→ **Task statement**:
Reproduce every entry precisely as written.

→ **Data for this task**:
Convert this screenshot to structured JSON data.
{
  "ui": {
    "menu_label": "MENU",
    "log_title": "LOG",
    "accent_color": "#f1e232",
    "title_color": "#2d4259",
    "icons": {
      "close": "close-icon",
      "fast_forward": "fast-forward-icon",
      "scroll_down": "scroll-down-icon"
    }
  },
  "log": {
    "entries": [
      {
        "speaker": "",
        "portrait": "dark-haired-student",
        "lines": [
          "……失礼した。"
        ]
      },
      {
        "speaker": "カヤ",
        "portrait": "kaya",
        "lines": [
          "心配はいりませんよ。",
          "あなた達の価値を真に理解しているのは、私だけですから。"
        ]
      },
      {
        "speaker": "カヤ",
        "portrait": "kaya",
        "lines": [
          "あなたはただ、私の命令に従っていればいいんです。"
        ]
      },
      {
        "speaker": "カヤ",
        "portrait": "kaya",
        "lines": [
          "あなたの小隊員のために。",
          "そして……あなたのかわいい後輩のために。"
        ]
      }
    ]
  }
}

→ **Response**:
Convert this screenshot to structured JSON data.
{
  "ui": {
    "menu_label": "MENU",
    "log_title": "LOG",
    "accent_color": "#f1e232",
    "title_color": "#2d4259",
    "icons": {
      "close": "close-icon",
      "fast_forward": "fast-forward-icon",
      "scroll_down": "scroll-down-icon"
    }
  },
  "log": {
    "entries": [
      {
        "speaker": "",
        "portrait": "dark-haired-student",
        "lines": [
          "……失礼した。"
        ]
      },
      {
        "speaker": "カヤ",
        "portrait": "kaya",
        "lines": [
          "心配はいりませんよ。",
          "あなた達の価値を真に理解しているのは、私だけですから。"
        ]
      },
      {
        "speaker": "カヤ",
        "portrait": "kaya",
        "lines": [
          "あなたはただ、私の命令に従っていればいいんです。"
        ]
      },
      {
        "speaker": "カヤ",
        "portrait": "kaya",
        "lines": [
          "あなたの小隊員のために。",
          "そして……あなたのかわいい後輩のために。"
        ]
      }
    ]
  }
}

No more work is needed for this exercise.